#### Data records

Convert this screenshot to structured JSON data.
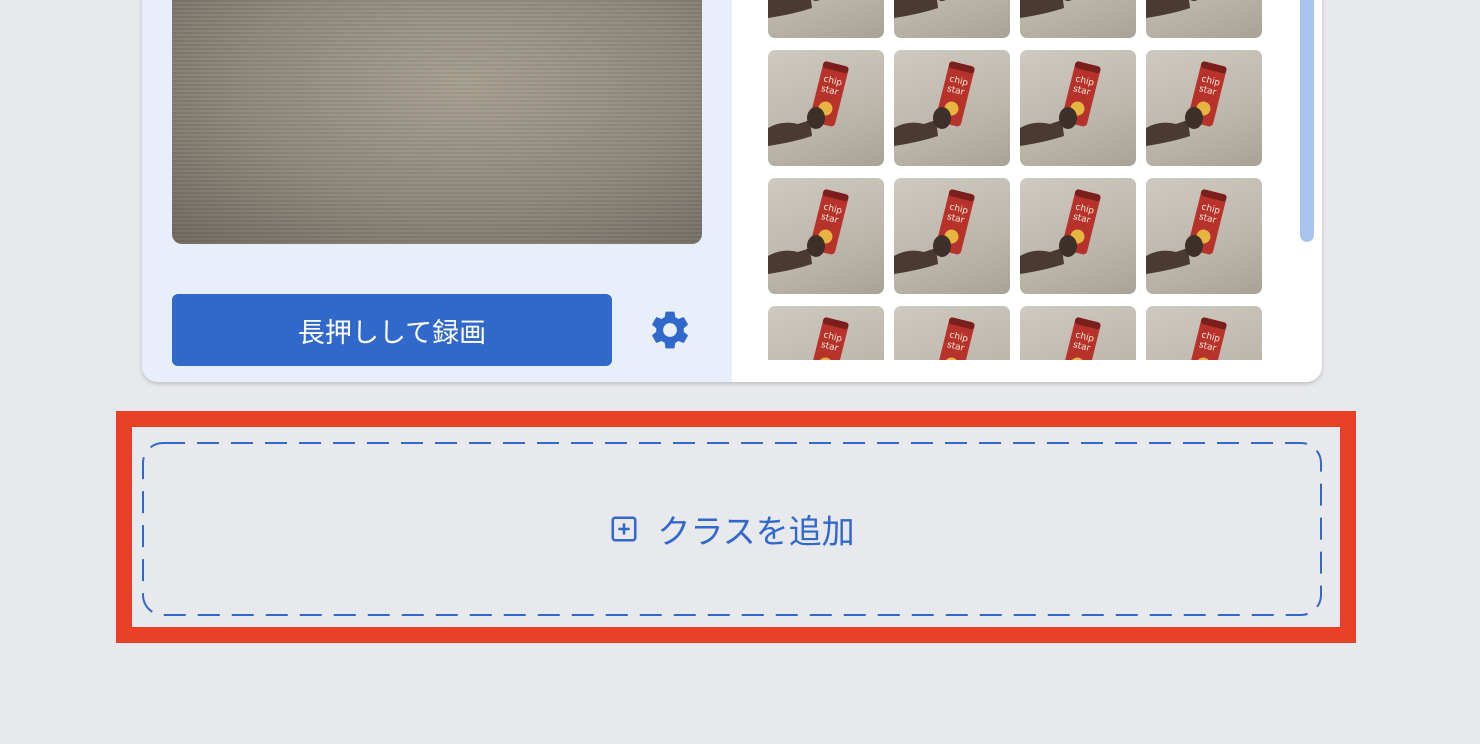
{
  "class_card": {
    "record_button_label": "長押しして録画",
    "settings_icon": "gear-icon",
    "sample_count_visible": 16
  },
  "add_class": {
    "label": "クラスを追加",
    "icon": "plus-box-icon"
  },
  "colors": {
    "accent": "#3068cc",
    "left_panel_bg": "#e8effb",
    "page_bg": "#e8e9ed",
    "highlight": "#e94027",
    "scrollbar": "#aac2ee"
  }
}
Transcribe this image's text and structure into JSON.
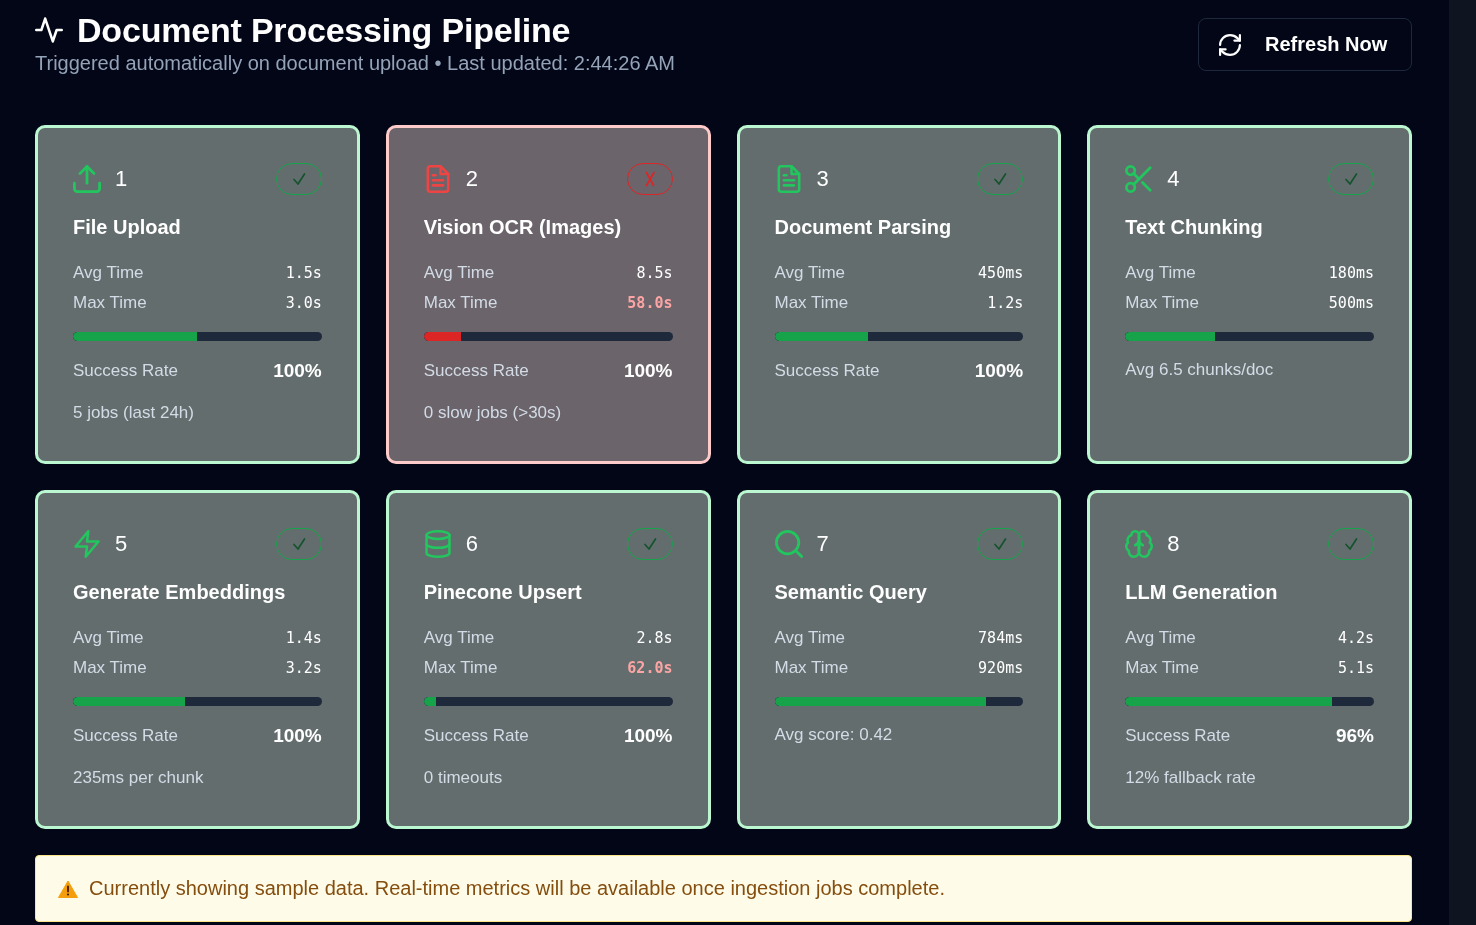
{
  "header": {
    "title": "Document Processing Pipeline",
    "subtitle": "Triggered automatically on document upload • Last updated: 2:44:26 AM"
  },
  "refresh_button": {
    "label": "Refresh Now"
  },
  "stages": [
    {
      "number": "1",
      "title": "File Upload",
      "failed": false,
      "metrics": [
        {
          "label": "Avg Time",
          "value": "1.5s",
          "slow": false
        },
        {
          "label": "Max Time",
          "value": "3.0s",
          "slow": false
        }
      ],
      "level": 0.5,
      "success_rate": {
        "label": "Success Rate",
        "value": "100%"
      },
      "note": "5 jobs (last 24h)"
    },
    {
      "number": "2",
      "title": "Vision OCR (Images)",
      "failed": true,
      "metrics": [
        {
          "label": "Avg Time",
          "value": "8.5s",
          "slow": false
        },
        {
          "label": "Max Time",
          "value": "58.0s",
          "slow": true
        }
      ],
      "level": 0.15,
      "success_rate": {
        "label": "Success Rate",
        "value": "100%"
      },
      "note": "0 slow jobs (>30s)"
    },
    {
      "number": "3",
      "title": "Document Parsing",
      "failed": false,
      "metrics": [
        {
          "label": "Avg Time",
          "value": "450ms",
          "slow": false
        },
        {
          "label": "Max Time",
          "value": "1.2s",
          "slow": false
        }
      ],
      "level": 0.375,
      "success_rate": {
        "label": "Success Rate",
        "value": "100%"
      }
    },
    {
      "number": "4",
      "title": "Text Chunking",
      "failed": false,
      "metrics": [
        {
          "label": "Avg Time",
          "value": "180ms",
          "slow": false
        },
        {
          "label": "Max Time",
          "value": "500ms",
          "slow": false
        }
      ],
      "level": 0.36,
      "note": "Avg 6.5 chunks/doc"
    },
    {
      "number": "5",
      "title": "Generate Embeddings",
      "failed": false,
      "metrics": [
        {
          "label": "Avg Time",
          "value": "1.4s",
          "slow": false
        },
        {
          "label": "Max Time",
          "value": "3.2s",
          "slow": false
        }
      ],
      "level": 0.45,
      "success_rate": {
        "label": "Success Rate",
        "value": "100%"
      },
      "note": "235ms per chunk"
    },
    {
      "number": "6",
      "title": "Pinecone Upsert",
      "failed": false,
      "metrics": [
        {
          "label": "Avg Time",
          "value": "2.8s",
          "slow": false
        },
        {
          "label": "Max Time",
          "value": "62.0s",
          "slow": true
        }
      ],
      "level": 0.05,
      "success_rate": {
        "label": "Success Rate",
        "value": "100%"
      },
      "note": "0 timeouts"
    },
    {
      "number": "7",
      "title": "Semantic Query",
      "failed": false,
      "metrics": [
        {
          "label": "Avg Time",
          "value": "784ms",
          "slow": false
        },
        {
          "label": "Max Time",
          "value": "920ms",
          "slow": false
        }
      ],
      "level": 0.85,
      "note": "Avg score: 0.42"
    },
    {
      "number": "8",
      "title": "LLM Generation",
      "failed": false,
      "metrics": [
        {
          "label": "Avg Time",
          "value": "4.2s",
          "slow": false
        },
        {
          "label": "Max Time",
          "value": "5.1s",
          "slow": false
        }
      ],
      "level": 0.83,
      "success_rate": {
        "label": "Success Rate",
        "value": "96%"
      },
      "note": "12% fallback rate"
    }
  ],
  "notice": {
    "text": "Currently showing sample data. Real-time metrics will be available once ingestion jobs complete."
  }
}
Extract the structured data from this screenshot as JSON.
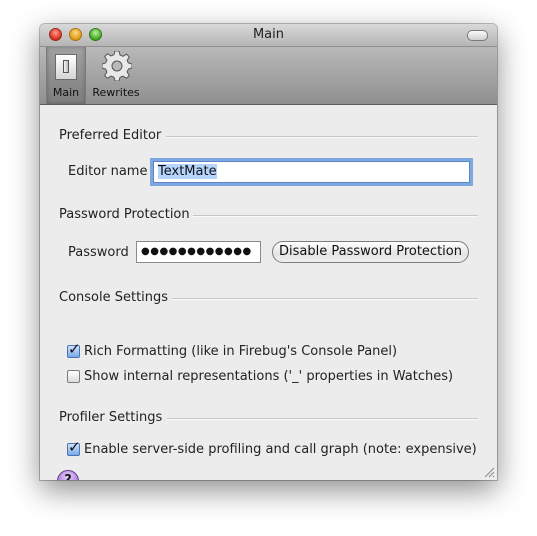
{
  "window": {
    "title": "Main"
  },
  "toolbar": {
    "items": [
      {
        "label": "Main",
        "icon": "switch-icon",
        "selected": true
      },
      {
        "label": "Rewrites",
        "icon": "gear-icon",
        "selected": false
      }
    ]
  },
  "sections": {
    "editor": {
      "title": "Preferred Editor",
      "field_label": "Editor name",
      "field_value": "TextMate"
    },
    "password": {
      "title": "Password Protection",
      "field_label": "Password",
      "field_value": "●●●●●●●●●●●●",
      "button_label": "Disable Password Protection"
    },
    "console": {
      "title": "Console Settings",
      "options": [
        {
          "label": "Rich Formatting (like in Firebug's Console Panel)",
          "checked": true
        },
        {
          "label": "Show internal representations ('_' properties in Watches)",
          "checked": false
        }
      ]
    },
    "profiler": {
      "title": "Profiler Settings",
      "options": [
        {
          "label": "Enable server-side profiling and call graph (note: expensive)",
          "checked": true
        }
      ]
    }
  },
  "help": {
    "label": "?"
  },
  "colors": {
    "accent": "#7fa7e0",
    "selection": "#b5d5ff",
    "help": "#9d6dd8"
  }
}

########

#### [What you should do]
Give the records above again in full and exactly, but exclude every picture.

#### [Answer section]
Convert this screenshot to structured JSON data.
{
  "class_card": {
    "record_button_label": "長押しして録画",
    "settings_icon": "gear-icon",
    "sample_count_visible": 16
  },
  "add_class": {
    "label": "クラスを追加",
    "icon": "plus-box-icon"
  },
  "colors": {
    "accent": "#3068cc",
    "left_panel_bg": "#e8effb",
    "page_bg": "#e8e9ed",
    "highlight": "#e94027",
    "scrollbar": "#aac2ee"
  }
}
Transcribe this image's text and structure into JSON.
{
  "header": {
    "title": "Document Processing Pipeline",
    "subtitle": "Triggered automatically on document upload • Last updated: 2:44:26 AM"
  },
  "refresh_button": {
    "label": "Refresh Now"
  },
  "stages": [
    {
      "number": "1",
      "title": "File Upload",
      "failed": false,
      "metrics": [
        {
          "label": "Avg Time",
          "value": "1.5s",
          "slow": false
        },
        {
          "label": "Max Time",
          "value": "3.0s",
          "slow": false
        }
      ],
      "level": 0.5,
      "success_rate": {
        "label": "Success Rate",
        "value": "100%"
      },
      "note": "5 jobs (last 24h)"
    },
    {
      "number": "2",
      "title": "Vision OCR (Images)",
      "failed": true,
      "metrics": [
        {
          "label": "Avg Time",
          "value": "8.5s",
          "slow": false
        },
        {
          "label": "Max Time",
          "value": "58.0s",
          "slow": true
        }
      ],
      "level": 0.15,
      "success_rate": {
        "label": "Success Rate",
        "value": "100%"
      },
      "note": "0 slow jobs (>30s)"
    },
    {
      "number": "3",
      "title": "Document Parsing",
      "failed": false,
      "metrics": [
        {
          "label": "Avg Time",
          "value": "450ms",
          "slow": false
        },
        {
          "label": "Max Time",
          "value": "1.2s",
          "slow": false
        }
      ],
      "level": 0.375,
      "success_rate": {
        "label": "Success Rate",
        "value": "100%"
      }
    },
    {
      "number": "4",
      "title": "Text Chunking",
      "failed": false,
      "metrics": [
        {
          "label": "Avg Time",
          "value": "180ms",
          "slow": false
        },
        {
          "label": "Max Time",
          "value": "500ms",
          "slow": false
        }
      ],
      "level": 0.36,
      "note": "Avg 6.5 chunks/doc"
    },
    {
      "number": "5",
      "title": "Generate Embeddings",
      "failed": false,
      "metrics": [
        {
          "label": "Avg Time",
          "value": "1.4s",
          "slow": false
        },
        {
          "label": "Max Time",
          "value": "3.2s",
          "slow": false
        }
      ],
      "level": 0.45,
      "success_rate": {
        "label": "Success Rate",
        "value": "100%"
      },
      "note": "235ms per chunk"
    },
    {
      "number": "6",
      "title": "Pinecone Upsert",
      "failed": false,
      "metrics": [
        {
          "label": "Avg Time",
          "value": "2.8s",
          "slow": false
        },
        {
          "label": "Max Time",
          "value": "62.0s",
          "slow": true
        }
      ],
      "level": 0.05,
      "success_rate": {
        "label": "Success Rate",
        "value": "100%"
      },
      "note": "0 timeouts"
    },
    {
      "number": "7",
      "title": "Semantic Query",
      "failed": false,
      "metrics": [
        {
          "label": "Avg Time",
          "value": "784ms",
          "slow": false
        },
        {
          "label": "Max Time",
          "value": "920ms",
          "slow": false
        }
      ],
      "level": 0.85,
      "note": "Avg score: 0.42"
    },
    {
      "number": "8",
      "title": "LLM Generation",
      "failed": false,
      "metrics": [
        {
          "label": "Avg Time",
          "value": "4.2s",
          "slow": false
        },
        {
          "label": "Max Time",
          "value": "5.1s",
          "slow": false
        }
      ],
      "level": 0.83,
      "success_rate": {
        "label": "Success Rate",
        "value": "96%"
      },
      "note": "12% fallback rate"
    }
  ],
  "notice": {
    "text": "Currently showing sample data. Real-time metrics will be available once ingestion jobs complete."
  }
}
Extract the structured data from this screenshot as JSON.
{
  "window": {
    "title": "Main"
  },
  "toolbar": {
    "items": [
      {
        "label": "Main",
        "icon": "switch-icon",
        "selected": true
      },
      {
        "label": "Rewrites",
        "icon": "gear-icon",
        "selected": false
      }
    ]
  },
  "sections": {
    "editor": {
      "title": "Preferred Editor",
      "field_label": "Editor name",
      "field_value": "TextMate"
    },
    "password": {
      "title": "Password Protection",
      "field_label": "Password",
      "field_value": "●●●●●●●●●●●●",
      "button_label": "Disable Password Protection"
    },
    "console": {
      "title": "Console Settings",
      "options": [
        {
          "label": "Rich Formatting (like in Firebug's Console Panel)",
          "checked": true
        },
        {
          "label": "Show internal representations ('_' properties in Watches)",
          "checked": false
        }
      ]
    },
    "profiler": {
      "title": "Profiler Settings",
      "options": [
        {
          "label": "Enable server-side profiling and call graph (note: expensive)",
          "checked": true
        }
      ]
    }
  },
  "help": {
    "label": "?"
  },
  "colors": {
    "accent": "#7fa7e0",
    "selection": "#b5d5ff",
    "help": "#9d6dd8"
  }
}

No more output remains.